|Drawing by Red Cheeks Factory.|
Re Chris Cillizza's essay, "Donald Trump is producing the greatest reality show ever", and the outraged response from Soledad O'Brien, formerly of CNN:
This terrible analysis by @CillizzaCNN is in part why people hate the media. https://t.co/xxRcAspyC1— Soledad O'Brien (@soledadobrien) March 7, 2018
It's not accurate. It's not funny. It's not clever. It's not analysis. It's facile. It shows an actual lack of understanding of reality tv (can't believe I'm typing that). It's mediocre. It's a time when viewers need to understand what's going on at the highest levels of govt.— Soledad O'Brien (@soledadobrien) March 7, 2018
I'm kind of baffled by the audience members talking about how O'Brien has "destroyed" or "totally owned" Cillizza in this argument—unless she's speaking in defense of the reality show industry, seriously maligned by a comparison to an operation as ill-scripted, aesthetically disastrous, and unprofitable as the Trump White House seems to be.
Personally I think this is the best writing I've ever seen from Cillizza, with that signature breathlessness, but really well observed and tight:
What's most amazing about Cohn's departure is not the theatrical way it played out but that just a few weeks ago people were talking about Cohn, a former Goldman Sachs executive, as a leading candidate to replace John Kelly as White House chief of staff.

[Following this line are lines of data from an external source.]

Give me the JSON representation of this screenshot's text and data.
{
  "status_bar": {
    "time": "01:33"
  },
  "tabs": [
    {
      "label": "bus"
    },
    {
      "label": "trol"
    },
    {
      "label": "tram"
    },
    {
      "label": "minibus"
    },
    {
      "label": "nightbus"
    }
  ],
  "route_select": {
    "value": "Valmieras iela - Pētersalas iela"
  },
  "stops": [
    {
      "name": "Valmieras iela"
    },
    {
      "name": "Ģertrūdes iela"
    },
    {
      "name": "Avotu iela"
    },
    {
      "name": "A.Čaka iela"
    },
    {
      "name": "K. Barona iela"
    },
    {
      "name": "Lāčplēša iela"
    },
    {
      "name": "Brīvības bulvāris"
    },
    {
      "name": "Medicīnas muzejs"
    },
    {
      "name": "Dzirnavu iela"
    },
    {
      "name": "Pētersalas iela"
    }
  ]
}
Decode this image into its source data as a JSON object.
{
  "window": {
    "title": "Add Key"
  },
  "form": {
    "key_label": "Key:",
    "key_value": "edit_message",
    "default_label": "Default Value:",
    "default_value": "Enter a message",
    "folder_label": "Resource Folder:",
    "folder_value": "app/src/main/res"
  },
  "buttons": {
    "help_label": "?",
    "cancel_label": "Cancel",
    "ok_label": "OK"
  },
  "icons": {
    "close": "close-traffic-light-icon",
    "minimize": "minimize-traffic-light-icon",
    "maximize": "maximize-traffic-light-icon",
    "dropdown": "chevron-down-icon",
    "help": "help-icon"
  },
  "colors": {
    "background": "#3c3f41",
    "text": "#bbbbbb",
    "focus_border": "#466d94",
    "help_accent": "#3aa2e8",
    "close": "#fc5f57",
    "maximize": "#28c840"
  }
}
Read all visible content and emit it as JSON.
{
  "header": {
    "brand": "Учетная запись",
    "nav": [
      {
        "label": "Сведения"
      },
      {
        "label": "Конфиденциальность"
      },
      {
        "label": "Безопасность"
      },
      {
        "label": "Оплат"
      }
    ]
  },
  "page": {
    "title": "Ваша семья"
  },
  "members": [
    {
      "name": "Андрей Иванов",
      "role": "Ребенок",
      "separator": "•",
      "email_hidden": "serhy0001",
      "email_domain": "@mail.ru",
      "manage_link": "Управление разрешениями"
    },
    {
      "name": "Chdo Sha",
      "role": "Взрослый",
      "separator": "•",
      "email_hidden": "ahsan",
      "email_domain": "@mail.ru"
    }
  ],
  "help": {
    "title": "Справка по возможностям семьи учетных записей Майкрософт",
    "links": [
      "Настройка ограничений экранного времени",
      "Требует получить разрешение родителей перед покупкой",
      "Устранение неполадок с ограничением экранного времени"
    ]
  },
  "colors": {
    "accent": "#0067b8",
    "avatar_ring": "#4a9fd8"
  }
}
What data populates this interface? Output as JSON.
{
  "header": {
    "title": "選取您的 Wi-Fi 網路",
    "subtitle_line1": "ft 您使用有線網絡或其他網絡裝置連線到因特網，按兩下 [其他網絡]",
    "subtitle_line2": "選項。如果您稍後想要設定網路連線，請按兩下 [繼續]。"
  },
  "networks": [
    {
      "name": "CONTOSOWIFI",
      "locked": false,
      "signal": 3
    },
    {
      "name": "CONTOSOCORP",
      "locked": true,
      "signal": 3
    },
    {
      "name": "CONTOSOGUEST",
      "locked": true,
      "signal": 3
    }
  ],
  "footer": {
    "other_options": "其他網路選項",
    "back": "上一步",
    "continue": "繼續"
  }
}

Is there anything more reality TV than rapidly rising and then collapsing fortunes? The man or woman who you think is for sure going to win "Survivor" or get the final rose (do they still do that?) on "The Bachelor" suddenly falls into disfavor and is out before you blink.
You never see it coming! The reversal of expectations suggests anyone is vulnerable. Anyone can go at any time. It makes the show -- or, in this case, the White House -- that much more difficult to tear yourself away from, since you really can't predict what will happen next.No doubt it's missing something—any moral sense, any awareness that taking ratings as the criterion of success is the wrong way to run the United States government—but it's not missing truthfulness. (It even catches an important insight that all the commentators on Cohn's leaving the administration have missed; they keep sneering at him for "quitting over a tariff" when he failed to quit over Trump's endorsement of Nazis and Klansmen a while back, but they don't understand that he was pushed, for the sin of publicly second-guessing an imperial decision after it was made.) The Trump administration is the best thing that's ever happened to Cillizza, in the sense of providing material for his desire to write television criticism about real political life.
O'Brien, in contrast, is all moral sense and reality-blindness. She understands what Cillizza is describing in a bad thing, she just can't understand why he's saying it. Important things are happening! But alas, Cillizza is right about why they're happening. Thus, the two of them, each with half a very good idea about what's going on, are completely unable to communicate with each other.
Soledad O'Brien: Chris Cillizza's horrible tweet exemplifies why people hate the media. He has no understanding of how the fashion industry works.— YastronomicalOdds (@Yastreblyansky) March 7, 2018
Steve M has a different take, based on the undeniable facts that presidents started manipulating the media a couple of centuries before reality TV was invented and Cillizza is a known fool, which I can't really argue with.